EJToday: Top Headlines
EJToday is SEJ's selection of new and outstanding stories on environmental topics in print and on the air, updated every weekday. SEJ also offers a free e-mailed digest of the day's EJToday postings, called SEJ-beat. SEJ members are subscribed automatically, but may opt out here. Non-members may subscribe here. EJToday is also available via RSS feed. Please see Editorial Guidelines for EJToday content.
"WASHINGTON, DC -- Federal officials [Friday] designated 28 trails as national recreation trails, adding roughly 650 miles of trails in 18 states to the National Trails System."
"A dispute over a proposed copper and gold mine near Alaska’s Bristol Bay may be one of the most important environmental decisions of President Obama’s second term — yet few are even aware that the fight is happening."
"Industrial farming has played a part in sucking this critical element out of our soil."
"KIRUNA, Sweden -- Ministers from the eight Arctic states and representatives of the Arctic Indigenous Peoples Wednesday adopted a shared vision statement for the future development of the region as a 'zone of peace and stability.'"
"The Arctic Council agreed on Wednesday to admit emerging powers China and India as observers, reflecting growing global interest in the trade and energy potential of the planet's Far North."
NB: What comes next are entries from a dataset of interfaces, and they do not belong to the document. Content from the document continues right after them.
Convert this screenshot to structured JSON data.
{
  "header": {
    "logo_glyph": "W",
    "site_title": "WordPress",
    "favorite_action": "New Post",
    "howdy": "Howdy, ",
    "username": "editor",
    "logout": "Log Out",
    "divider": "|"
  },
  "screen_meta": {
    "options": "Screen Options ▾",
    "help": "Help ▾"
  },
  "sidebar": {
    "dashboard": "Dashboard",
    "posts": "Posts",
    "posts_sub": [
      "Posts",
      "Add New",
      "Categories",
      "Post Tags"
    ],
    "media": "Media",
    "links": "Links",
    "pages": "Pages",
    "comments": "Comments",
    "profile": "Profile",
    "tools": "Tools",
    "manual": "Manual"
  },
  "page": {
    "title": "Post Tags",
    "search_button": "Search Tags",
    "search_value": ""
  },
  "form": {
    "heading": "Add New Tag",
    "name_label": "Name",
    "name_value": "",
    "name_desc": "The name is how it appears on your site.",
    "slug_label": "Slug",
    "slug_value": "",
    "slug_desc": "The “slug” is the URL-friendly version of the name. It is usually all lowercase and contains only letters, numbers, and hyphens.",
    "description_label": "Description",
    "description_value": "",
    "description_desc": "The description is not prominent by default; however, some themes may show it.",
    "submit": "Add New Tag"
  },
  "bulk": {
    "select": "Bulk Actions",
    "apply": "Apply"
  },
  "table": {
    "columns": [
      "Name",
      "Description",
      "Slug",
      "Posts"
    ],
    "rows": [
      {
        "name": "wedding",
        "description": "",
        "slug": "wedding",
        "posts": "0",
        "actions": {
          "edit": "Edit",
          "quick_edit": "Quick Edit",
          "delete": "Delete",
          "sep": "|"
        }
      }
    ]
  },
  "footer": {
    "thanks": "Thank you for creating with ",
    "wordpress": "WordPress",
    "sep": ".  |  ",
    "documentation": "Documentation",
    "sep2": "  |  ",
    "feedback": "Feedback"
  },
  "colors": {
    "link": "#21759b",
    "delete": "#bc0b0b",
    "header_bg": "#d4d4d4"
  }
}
"Digging a large mine in southwest Alaska would inflict widespread ecological damage, the U.S. Environmental Protection Agency said in a report on Friday that could hurt the chances of a proposed project in that region winning regulatory approval."
"Demand for metals is likely to increase tenfold as developing economies surge ahead, putting severe stress on the natural environment, a new report from the United Nations Environment Programme (UNEP) has warned."
"A federal appeals court ruled today that U.S. EPA's 2011 retroactive veto of a major West Virginia mountaintop-removal mining project was legal."
"CHARLESTON, W.Va. -- Coal operators can and should take more aggressive steps to reduce dust emissions from blasting and heavy equipment at mountaintop removal mines, according to new studies released this week as part of a controversial industry-funded research project."
One of the six winners of the prestigious Goldman Prize, Azzam Alwash, played a key role in restoring the marshes in Southern Iraq that had been drained by Saddam Hussein as punishment of the people who lived there.
"Before Disney World, Silver Springs in Central Florida was for decades one of the state's most popular tourist destinations."
"Cleanup costs at a single northern mine next to Great Slave Lake are ballooning so high they are forcing Ottawa to rethink plans for thousands of contaminated sites across the country."
"STE. GENEVIEVE, Mo. -- Ameren Missouri has spent the past four years engaged in a bitter fight with Labadie-area residents over a proposal to pile millions of cubic yards of coal ash on a plot of cropland by the Missouri River."
"President Obama on Monday designated five new national monuments, including one in Maryland dedicated to anti-slavery activist Harriet Tubman and another setting aside Washington state's San Juan Islands."